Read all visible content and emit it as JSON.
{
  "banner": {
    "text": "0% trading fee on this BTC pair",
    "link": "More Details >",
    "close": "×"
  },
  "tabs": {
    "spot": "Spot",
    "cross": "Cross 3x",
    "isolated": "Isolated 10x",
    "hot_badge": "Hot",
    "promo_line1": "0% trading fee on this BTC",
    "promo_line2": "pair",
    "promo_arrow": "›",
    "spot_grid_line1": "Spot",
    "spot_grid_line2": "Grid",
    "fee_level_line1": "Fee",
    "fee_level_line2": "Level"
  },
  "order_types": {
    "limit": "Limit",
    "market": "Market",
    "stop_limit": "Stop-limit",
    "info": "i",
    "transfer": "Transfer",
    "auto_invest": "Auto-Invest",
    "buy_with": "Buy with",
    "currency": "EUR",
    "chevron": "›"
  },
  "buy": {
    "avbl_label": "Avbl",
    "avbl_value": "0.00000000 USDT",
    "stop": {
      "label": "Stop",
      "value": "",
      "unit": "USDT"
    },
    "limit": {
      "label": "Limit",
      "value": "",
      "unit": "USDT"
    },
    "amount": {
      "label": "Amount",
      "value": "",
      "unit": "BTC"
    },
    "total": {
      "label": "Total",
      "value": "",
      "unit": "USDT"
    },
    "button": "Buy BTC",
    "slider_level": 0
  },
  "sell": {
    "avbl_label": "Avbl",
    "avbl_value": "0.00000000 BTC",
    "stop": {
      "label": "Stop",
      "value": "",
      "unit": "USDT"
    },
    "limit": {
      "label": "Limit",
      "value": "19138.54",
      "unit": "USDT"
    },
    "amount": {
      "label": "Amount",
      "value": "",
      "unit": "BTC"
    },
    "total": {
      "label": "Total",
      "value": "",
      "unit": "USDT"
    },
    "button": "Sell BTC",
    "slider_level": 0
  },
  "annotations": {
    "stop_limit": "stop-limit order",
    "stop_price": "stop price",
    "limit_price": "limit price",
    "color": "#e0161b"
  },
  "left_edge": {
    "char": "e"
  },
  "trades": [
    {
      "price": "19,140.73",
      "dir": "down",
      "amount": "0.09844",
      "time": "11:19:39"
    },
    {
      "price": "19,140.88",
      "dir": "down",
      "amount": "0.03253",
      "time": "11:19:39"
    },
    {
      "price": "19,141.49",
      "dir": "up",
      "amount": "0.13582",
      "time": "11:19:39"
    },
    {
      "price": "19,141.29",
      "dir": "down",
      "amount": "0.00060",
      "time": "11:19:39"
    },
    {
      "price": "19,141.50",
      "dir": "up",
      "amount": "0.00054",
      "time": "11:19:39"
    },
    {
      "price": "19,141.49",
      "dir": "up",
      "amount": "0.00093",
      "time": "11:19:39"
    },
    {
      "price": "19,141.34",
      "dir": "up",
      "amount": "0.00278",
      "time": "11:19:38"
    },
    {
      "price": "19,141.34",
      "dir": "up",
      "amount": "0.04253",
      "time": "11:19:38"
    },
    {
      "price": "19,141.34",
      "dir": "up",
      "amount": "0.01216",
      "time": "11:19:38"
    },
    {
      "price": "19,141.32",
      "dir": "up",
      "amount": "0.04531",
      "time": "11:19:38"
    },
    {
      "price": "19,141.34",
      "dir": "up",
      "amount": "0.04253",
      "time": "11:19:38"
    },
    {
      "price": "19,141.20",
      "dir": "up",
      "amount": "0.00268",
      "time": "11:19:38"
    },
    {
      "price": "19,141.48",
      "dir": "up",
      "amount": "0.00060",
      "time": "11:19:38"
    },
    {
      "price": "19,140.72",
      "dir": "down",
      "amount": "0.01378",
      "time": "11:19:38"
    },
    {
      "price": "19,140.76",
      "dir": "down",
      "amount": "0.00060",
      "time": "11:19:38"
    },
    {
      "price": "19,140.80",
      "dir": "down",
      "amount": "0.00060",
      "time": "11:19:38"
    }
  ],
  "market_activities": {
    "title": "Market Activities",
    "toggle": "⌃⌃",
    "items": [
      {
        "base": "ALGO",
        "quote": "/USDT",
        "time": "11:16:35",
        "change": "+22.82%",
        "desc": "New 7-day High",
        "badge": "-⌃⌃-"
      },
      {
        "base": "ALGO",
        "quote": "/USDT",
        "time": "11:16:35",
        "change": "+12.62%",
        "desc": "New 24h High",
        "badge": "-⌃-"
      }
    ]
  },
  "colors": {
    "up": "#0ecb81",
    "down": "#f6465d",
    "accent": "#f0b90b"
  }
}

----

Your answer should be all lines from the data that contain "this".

Task solution:
    "text": "0% trading fee on this BTC pair",
    "promo_line1": "0% trading fee on this BTC",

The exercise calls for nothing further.